I don't really want to discover painting as predictable. I also don't want painting to reflect some facet of real life or real culture or contemporary reality--suggesting of course that painting is not real in comparison. Of course painting will grapple with reality but I don't want painting--my paintings--to be a shadow, a facsimile or a tame approximation of lived life. Instead I want painting to rear up on its hind legs and BE what it is. My painting is most interesting to me when it stands fully alone and strongly alone. The paintings are best when, knowing I made them, I am nonetheless still incredulous about how they came to exist in the world. They are very separate and real and upright and full and I cannot take my eyes off of them--what I just describe is not a common occurrence but an ideal and rare one. Most often I am faced with the unavoidable evidence that yes, I made this.
So painting is like a river running parallel to my living. It never stops, is constantly moving along, and I periodically step in and fumble along for awhile until I get a handle--my bearings.

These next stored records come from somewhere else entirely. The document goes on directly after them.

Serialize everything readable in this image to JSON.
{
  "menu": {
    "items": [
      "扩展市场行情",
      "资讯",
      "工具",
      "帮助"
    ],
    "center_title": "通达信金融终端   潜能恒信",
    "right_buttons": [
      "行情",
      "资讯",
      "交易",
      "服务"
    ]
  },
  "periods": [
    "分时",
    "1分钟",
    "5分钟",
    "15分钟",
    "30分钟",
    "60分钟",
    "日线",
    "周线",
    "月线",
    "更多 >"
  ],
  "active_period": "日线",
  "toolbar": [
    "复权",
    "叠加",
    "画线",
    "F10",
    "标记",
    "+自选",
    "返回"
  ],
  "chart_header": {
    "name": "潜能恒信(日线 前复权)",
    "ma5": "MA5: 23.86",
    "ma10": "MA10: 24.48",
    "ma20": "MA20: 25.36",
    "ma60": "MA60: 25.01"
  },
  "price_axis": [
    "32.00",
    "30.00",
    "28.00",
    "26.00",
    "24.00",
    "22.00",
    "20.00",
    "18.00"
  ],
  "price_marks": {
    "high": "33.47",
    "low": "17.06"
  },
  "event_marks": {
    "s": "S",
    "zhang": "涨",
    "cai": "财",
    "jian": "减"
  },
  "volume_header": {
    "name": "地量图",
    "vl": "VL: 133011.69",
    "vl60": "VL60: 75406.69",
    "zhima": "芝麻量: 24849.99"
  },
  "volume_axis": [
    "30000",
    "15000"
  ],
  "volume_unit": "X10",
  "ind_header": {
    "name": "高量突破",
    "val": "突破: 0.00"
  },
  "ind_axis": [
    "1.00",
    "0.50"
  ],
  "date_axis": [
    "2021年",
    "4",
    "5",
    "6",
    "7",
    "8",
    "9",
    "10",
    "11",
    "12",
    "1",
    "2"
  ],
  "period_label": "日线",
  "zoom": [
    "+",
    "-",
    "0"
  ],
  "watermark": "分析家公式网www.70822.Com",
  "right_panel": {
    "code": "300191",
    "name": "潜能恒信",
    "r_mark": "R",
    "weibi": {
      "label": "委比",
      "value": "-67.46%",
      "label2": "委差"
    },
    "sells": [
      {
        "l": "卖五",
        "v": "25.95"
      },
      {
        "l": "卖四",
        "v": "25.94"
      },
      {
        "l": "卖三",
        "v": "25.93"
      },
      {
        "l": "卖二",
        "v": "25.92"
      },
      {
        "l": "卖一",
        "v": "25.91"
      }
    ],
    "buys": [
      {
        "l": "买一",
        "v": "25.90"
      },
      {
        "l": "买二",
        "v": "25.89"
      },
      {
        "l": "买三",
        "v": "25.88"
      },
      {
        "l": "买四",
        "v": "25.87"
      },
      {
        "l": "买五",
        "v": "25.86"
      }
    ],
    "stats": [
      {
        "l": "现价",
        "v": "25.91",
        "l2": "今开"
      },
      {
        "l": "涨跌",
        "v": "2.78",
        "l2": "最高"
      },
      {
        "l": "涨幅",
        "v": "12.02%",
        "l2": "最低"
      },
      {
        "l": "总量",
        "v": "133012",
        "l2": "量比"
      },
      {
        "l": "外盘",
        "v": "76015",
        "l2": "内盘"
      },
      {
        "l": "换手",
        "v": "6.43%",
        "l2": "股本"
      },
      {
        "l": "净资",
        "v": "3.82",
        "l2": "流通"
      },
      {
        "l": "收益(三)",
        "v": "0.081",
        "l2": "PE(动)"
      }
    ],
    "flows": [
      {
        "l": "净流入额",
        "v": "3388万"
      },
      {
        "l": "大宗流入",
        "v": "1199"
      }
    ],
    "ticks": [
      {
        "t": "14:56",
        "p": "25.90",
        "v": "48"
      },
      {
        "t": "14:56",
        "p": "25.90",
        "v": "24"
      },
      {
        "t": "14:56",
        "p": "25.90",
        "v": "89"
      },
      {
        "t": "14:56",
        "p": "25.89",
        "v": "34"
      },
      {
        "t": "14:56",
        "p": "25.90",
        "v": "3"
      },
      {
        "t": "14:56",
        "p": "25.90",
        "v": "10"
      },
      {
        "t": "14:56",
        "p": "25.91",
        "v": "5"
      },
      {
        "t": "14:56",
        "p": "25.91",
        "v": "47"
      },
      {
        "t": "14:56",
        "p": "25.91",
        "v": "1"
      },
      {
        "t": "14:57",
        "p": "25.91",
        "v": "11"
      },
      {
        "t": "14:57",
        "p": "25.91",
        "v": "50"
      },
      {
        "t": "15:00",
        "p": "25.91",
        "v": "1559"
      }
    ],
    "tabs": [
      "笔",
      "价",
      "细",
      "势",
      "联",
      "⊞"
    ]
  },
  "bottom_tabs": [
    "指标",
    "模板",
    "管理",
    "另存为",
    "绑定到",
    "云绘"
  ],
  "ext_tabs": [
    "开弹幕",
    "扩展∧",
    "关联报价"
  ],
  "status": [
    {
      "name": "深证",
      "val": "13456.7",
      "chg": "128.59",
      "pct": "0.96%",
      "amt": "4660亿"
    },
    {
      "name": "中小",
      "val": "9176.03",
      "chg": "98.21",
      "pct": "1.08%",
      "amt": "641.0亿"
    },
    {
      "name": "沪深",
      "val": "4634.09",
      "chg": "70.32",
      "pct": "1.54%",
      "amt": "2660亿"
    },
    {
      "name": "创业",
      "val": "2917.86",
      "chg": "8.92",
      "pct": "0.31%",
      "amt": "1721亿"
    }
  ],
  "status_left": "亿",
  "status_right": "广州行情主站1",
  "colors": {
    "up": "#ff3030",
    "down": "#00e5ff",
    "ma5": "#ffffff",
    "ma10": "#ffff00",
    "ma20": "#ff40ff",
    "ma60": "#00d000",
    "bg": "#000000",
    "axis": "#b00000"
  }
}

And then when I am upright and full I can move along with the river--and painting tells me how to see the world anew.